- [RECORDS SUPPLIED]
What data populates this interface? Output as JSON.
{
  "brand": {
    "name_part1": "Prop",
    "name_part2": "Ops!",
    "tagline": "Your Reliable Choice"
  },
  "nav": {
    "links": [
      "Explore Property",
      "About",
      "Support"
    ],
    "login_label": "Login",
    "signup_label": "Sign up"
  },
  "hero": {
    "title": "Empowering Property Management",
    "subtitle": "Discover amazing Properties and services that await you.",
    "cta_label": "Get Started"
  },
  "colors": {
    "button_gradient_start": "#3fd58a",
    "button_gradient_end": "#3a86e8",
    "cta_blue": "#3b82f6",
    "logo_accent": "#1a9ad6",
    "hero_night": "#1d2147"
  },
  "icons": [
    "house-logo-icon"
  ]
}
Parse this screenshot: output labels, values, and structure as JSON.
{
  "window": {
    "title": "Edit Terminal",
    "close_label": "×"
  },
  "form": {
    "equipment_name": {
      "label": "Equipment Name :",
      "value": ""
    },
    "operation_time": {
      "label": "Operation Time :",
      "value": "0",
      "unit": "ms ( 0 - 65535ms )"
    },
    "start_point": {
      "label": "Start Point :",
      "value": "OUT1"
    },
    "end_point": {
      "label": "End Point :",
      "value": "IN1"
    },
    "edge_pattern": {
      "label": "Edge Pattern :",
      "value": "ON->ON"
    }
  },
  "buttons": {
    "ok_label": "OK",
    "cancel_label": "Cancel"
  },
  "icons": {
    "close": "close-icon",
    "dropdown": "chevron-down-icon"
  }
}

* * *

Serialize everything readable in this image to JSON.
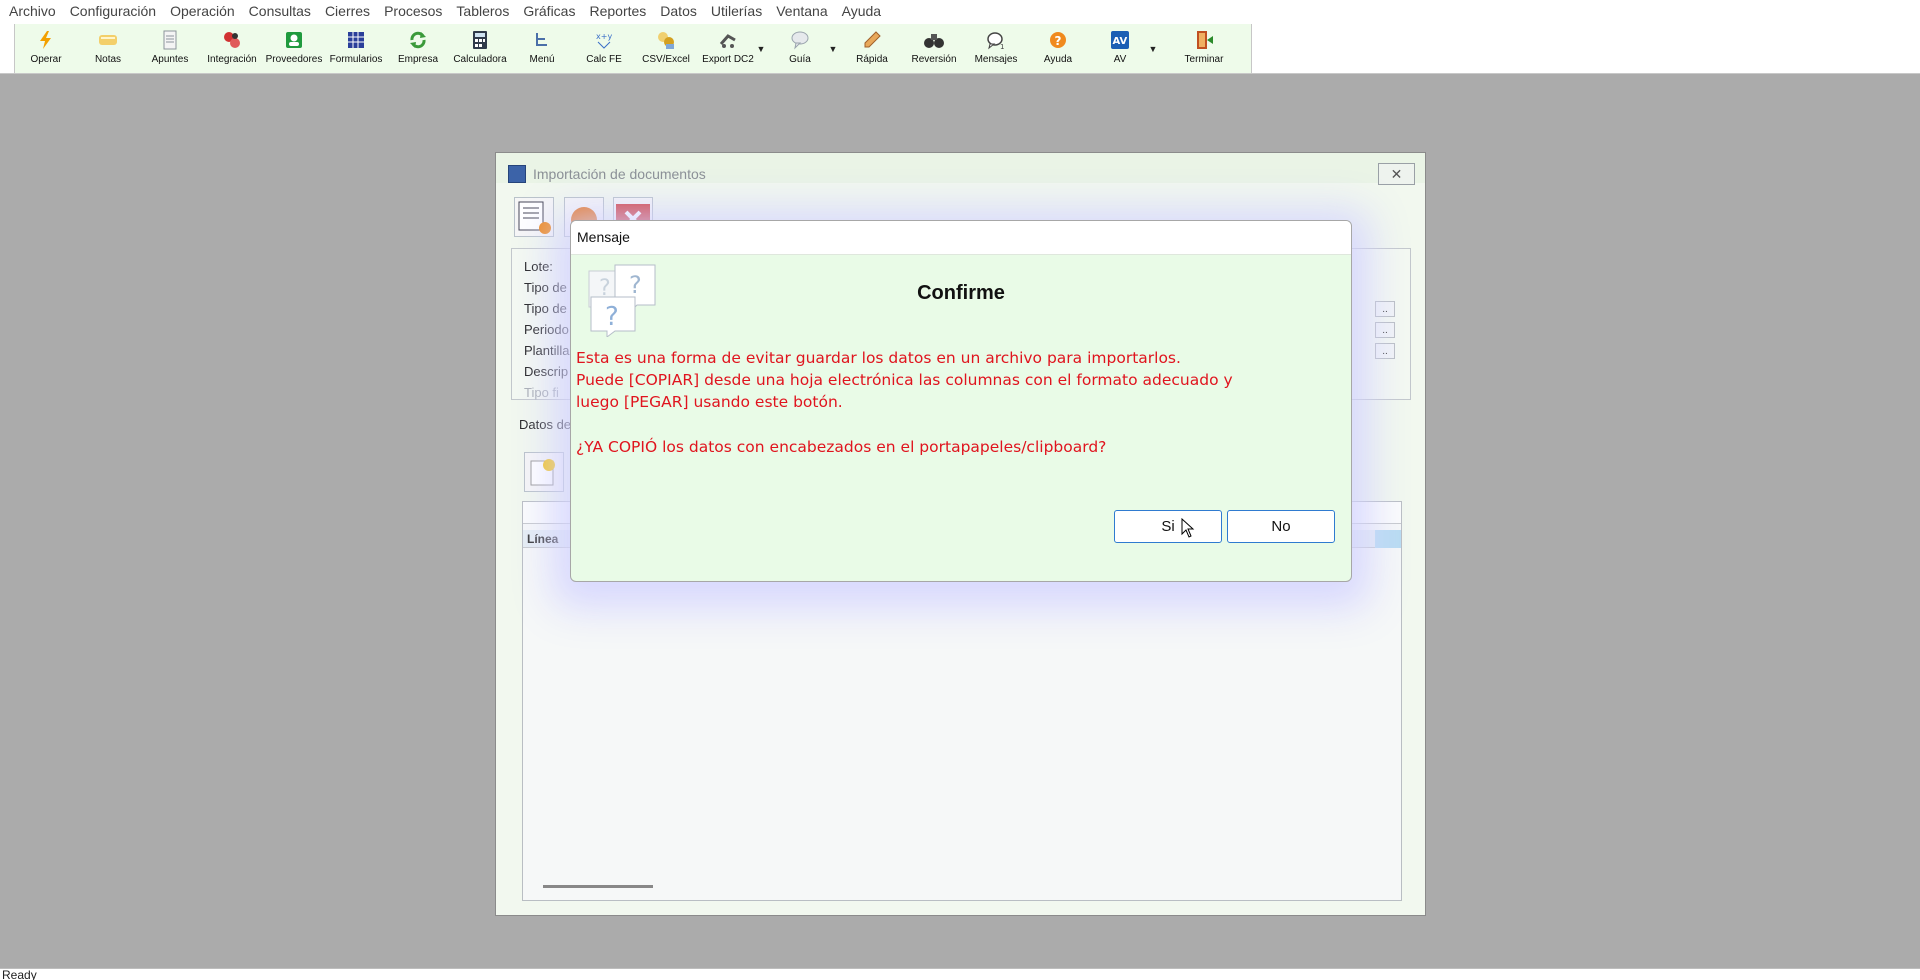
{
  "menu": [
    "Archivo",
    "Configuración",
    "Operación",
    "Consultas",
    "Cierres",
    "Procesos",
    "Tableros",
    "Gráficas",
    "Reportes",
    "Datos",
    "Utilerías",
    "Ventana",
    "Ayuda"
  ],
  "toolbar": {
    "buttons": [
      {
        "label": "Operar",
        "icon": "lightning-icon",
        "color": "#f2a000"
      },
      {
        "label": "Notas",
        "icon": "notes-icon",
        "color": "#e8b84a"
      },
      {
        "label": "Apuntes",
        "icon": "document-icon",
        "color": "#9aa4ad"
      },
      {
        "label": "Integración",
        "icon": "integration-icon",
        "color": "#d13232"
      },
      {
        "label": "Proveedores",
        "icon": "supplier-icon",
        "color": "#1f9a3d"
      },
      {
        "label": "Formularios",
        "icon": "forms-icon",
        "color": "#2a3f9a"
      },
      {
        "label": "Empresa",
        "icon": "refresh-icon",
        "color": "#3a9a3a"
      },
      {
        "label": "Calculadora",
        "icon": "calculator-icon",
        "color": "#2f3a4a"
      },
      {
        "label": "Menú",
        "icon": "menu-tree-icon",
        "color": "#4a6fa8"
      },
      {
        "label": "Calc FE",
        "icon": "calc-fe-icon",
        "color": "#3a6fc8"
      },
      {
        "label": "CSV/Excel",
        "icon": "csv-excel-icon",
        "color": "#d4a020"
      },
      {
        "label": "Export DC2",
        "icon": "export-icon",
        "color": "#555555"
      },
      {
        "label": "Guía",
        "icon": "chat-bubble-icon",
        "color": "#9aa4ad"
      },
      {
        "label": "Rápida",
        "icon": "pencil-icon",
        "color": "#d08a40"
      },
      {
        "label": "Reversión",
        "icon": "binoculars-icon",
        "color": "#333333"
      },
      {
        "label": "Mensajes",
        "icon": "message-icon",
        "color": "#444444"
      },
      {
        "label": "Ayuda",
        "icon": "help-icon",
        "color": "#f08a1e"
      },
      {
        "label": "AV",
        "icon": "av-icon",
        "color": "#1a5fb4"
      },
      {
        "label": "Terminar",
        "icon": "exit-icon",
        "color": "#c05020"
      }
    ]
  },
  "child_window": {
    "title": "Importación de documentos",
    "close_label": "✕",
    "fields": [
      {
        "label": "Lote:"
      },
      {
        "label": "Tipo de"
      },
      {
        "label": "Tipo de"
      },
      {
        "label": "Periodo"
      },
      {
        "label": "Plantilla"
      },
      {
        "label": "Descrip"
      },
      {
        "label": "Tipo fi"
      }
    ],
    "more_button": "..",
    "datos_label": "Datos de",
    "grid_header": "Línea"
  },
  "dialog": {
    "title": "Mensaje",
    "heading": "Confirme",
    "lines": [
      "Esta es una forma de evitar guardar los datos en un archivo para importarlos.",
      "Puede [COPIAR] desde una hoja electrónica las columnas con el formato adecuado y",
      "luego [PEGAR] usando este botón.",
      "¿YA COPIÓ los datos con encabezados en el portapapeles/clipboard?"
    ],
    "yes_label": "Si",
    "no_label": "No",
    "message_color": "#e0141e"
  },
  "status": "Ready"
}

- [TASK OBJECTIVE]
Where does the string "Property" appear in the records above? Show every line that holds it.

- [REPLY TO THE TASK]
      "Explore Property",
    "title": "Empowering Property Management",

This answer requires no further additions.